** Data records follows **
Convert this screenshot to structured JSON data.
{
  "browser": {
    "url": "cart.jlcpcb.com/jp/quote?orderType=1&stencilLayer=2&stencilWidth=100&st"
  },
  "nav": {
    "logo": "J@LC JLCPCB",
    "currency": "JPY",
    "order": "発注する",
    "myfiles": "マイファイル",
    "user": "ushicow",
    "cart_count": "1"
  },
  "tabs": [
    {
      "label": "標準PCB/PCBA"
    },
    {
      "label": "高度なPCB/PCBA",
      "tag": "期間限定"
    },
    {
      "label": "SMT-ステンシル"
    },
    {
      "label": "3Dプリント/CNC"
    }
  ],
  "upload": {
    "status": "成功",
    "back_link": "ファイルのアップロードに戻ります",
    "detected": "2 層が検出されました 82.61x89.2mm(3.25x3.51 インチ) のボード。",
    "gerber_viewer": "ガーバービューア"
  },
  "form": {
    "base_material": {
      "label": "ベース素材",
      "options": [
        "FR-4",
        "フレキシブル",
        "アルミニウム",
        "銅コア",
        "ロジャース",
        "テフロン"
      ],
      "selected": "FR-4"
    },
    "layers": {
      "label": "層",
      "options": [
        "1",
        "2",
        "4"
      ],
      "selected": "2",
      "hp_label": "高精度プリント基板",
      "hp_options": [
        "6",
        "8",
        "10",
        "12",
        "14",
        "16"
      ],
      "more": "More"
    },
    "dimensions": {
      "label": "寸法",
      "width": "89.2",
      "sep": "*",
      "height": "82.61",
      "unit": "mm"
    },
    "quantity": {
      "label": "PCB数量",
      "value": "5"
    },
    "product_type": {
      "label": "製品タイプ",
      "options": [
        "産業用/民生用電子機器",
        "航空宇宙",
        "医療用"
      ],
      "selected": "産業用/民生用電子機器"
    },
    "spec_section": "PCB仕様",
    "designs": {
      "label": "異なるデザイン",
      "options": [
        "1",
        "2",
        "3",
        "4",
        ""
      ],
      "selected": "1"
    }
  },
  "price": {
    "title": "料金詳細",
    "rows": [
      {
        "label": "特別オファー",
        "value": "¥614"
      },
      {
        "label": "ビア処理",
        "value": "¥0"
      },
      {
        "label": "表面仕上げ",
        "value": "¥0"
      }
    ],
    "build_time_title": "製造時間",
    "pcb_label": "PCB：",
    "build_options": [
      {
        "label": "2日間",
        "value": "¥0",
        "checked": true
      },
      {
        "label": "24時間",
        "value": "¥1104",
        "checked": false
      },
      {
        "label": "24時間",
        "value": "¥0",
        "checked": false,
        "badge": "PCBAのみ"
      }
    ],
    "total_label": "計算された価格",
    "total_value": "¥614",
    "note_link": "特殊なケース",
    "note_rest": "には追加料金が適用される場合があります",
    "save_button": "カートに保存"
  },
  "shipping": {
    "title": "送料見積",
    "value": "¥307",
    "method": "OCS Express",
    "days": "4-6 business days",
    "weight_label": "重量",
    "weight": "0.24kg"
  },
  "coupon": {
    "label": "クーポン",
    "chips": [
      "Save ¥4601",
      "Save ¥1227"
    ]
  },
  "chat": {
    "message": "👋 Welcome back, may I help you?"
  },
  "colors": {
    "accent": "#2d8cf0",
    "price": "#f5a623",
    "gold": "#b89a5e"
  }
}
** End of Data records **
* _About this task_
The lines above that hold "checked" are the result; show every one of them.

* _Answer section_
        "checked": true
        "checked": false
        "checked": false,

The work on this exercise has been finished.